Howard University will host a ceremony titled “Hattie’s Come Home” at its Ira Aldridge Theater in Washington, D.C., on October 1 to mark the homecoming of the award. The event will include opening remarks by Phylicia Rashad, Dean of the Chadwick A. Boseman College of Fine Arts at Howard University, the performance of a medley of songs from current students and faculty of the College, and an excerpt of “Boulevard of Bold Dreams,” a play by LaDarrion Williams.
Representatives of the Academy and the Academy Museum will be at the ceremony, including Jacqueline Stewart, Ph.D., Director and President of the Academy Museum, and Executive Vice President of Oscars Strategy Teni Melidonian, who will present the plaque to the university. Stewart will host a moderated conversation about McDaniel’s career with Greg Carr, Ph.D., Howard University Associate Professor of Africana Studies and Chair of the Department of Afro-American Studies; Rhea Combs, Ph.D., Director of Curatorial Affairs at the Smithsonian’s National Portrait Gallery; Kevin John Goff, filmmaker, actor and Hattie McDaniel’s great-grandnephew; Khalid Long, Ph.D., Howard University Associate Professor of Theatre Arts, author, director and dramaturg; and Rashad.
“When I was a student in the College of Fine Arts at Howard University, in what was then called the Department of Drama, I would often sit and gaze in wonder at the Academy Award that had been presented to Ms. Hattie McDaniel, which she had gifted to the College of Fine Arts,” Rashad said in an official statement. “I am overjoyed that this Academy Award is returning to what is now the Chadwick A. Boseman College of Fine Arts at Howard University. This immense piece of history will be back in the College of Fine Arts for our students to draw inspiration from. Ms. Hattie is coming home!”
In addition to replacing the award, the Academy Museum has honored and contextualized McDaniel’s legacy in both the Academy Awards History Gallery and its temporary exhibition, “Regeneration: Black Cinema 1898-1971.”
Over the course of her career, McDaniel appeared in approximately 300 films. The daughter of slaves, McDaniel called winning the Oscar for “Gone With the Wind” as “one of the happiest moments of my life” in her acceptance speech, which will be on display along with her award.
“It has made me feel very, very humble and I shall always hold it as a beacon for anything I may be able to do in the future,” McDaniel said in 1940. “I sincerely hope I shall always be a credit to my race and to the motion picture industry. My heart is too full to tell you just how I feel. And may I say thank you and God bless you.”
McDaniel garnered criticism for portraying maid Mammy in the Antebellum romance-epic that has since received a contextual disclaimer on streaming platform Max.
“I would rather make $700 a week playing a maid than earn $7 a day being one,” McDaniel famously said in response to the backlash (via ABC News). To note, McDaniel formerly worked as a maid prior to her acting career. McDaniel died of breast cancer in 1952 age 59.

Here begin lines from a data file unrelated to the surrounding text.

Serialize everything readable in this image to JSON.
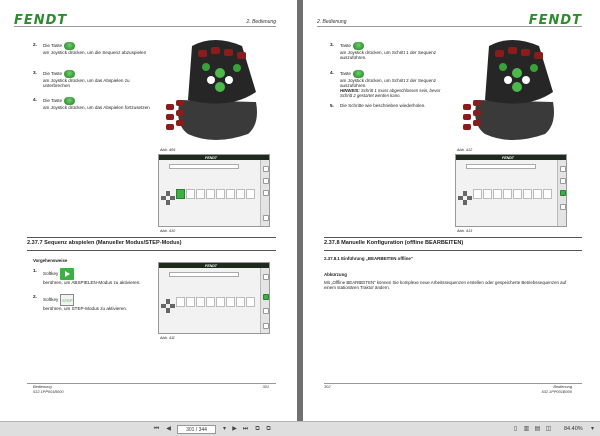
{
  "left_page": {
    "logo": "FENDT",
    "chapter": "2. Bedienung",
    "steps_top": [
      {
        "num": "2.",
        "pre": "Die Taste",
        "post": "am Joystick drücken, um die Sequenz abzuspielen"
      },
      {
        "num": "3.",
        "pre": "Die Taste",
        "post": "am Joystick drücken, um das Abspielen zu unterbrechen"
      },
      {
        "num": "4.",
        "pre": "Die Taste",
        "post": "am Joystick drücken, um das Abspielen fortzusetzen"
      }
    ],
    "fig1_caption": "Abb. 409",
    "fig2_caption": "Abb. 410",
    "section_title": "2.37.7  Sequenz abspielen (Manueller Modus/STEP-Modus)",
    "procedure_label": "Vorgehensweise",
    "steps_bottom": [
      {
        "num": "1.",
        "pre": "Softkey",
        "post": "berühren, um ABSPIELEN-Modus zu aktivieren."
      },
      {
        "num": "2.",
        "pre": "Softkey",
        "post": "berühren, um STEP-Modus zu aktivieren."
      }
    ],
    "fig3_caption": "Abb. 411",
    "footer_left": "Bedienung\n532.1PP001B000",
    "page_number": "301"
  },
  "right_page": {
    "logo": "FENDT",
    "chapter": "2. Bedienung",
    "steps_top": [
      {
        "num": "3.",
        "pre": "Taste",
        "post": "am Joystick drücken, um Schritt 1 der Sequenz auszuführen."
      },
      {
        "num": "4.",
        "pre": "Taste",
        "post": "am Joystick drücken, um Schritt 2 der Sequenz auszuführen."
      },
      {
        "num": "5.",
        "pre": "",
        "post": "Die Schritte wie beschrieben wiederholen."
      }
    ],
    "hint_label": "HINWEIS:",
    "hint_text": "Schritt 1 muss abgeschlossen sein, bevor Schritt 2 gestartet werden kann.",
    "fig1_caption": "Abb. 412",
    "fig2_caption": "Abb. 413",
    "section_title": "2.37.8  Manuelle Konfiguration (offline BEARBEITEN)",
    "subsection": "2.37.8.1  Einführung „BEARBEITEN offline“",
    "abbrev_label": "Abkürzung",
    "body": "Mit „Offline BEARBEITEN“ können Sie komplexe neue Arbeitssequenzen erstellen oder gespeicherte Betriebssequenzen auf einem stationären Traktor ändern.",
    "footer_right": "Bedienung\n532.1PP001B000",
    "page_number": "302"
  },
  "screen": {
    "brand": "FENDT",
    "step_label": "STEP"
  },
  "toolbar": {
    "page_value": "301 / 344",
    "zoom": "84.40%",
    "first_icon": "first-page-icon",
    "prev_icon": "previous-page-icon",
    "next_icon": "next-page-icon",
    "last_icon": "last-page-icon"
  },
  "colors": {
    "fendt_green": "#2e8b2e",
    "key_green": "#3cb043"
  }
}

The Academy has been revisiting its Oscars history as of late, with actress and activist
Sacheen Littlefeather receiving an apology after enduring “abuse” since making history onstage in 1973. Littlefeather infamously turned down the Academy Award on behalf of “The Godfather” winner Marlon Brando.
“The abuse you endured because of this statement was unwarranted and unjustified,” former Academy President David Rubin wrote in a letter. “The emotional burden you have lived through and the cost to your own career in our industry are irreparable. For too long the courage you showed has been unacknowledged. For this, we offer both our deepest apologies and our sincere admiration.”
Littlefeather was a guest of honor at “an evening of healing and Indigenous celebration” hosted by the Academy Museum in Los Angeles in 2022 shortly before Littlefeather’s death.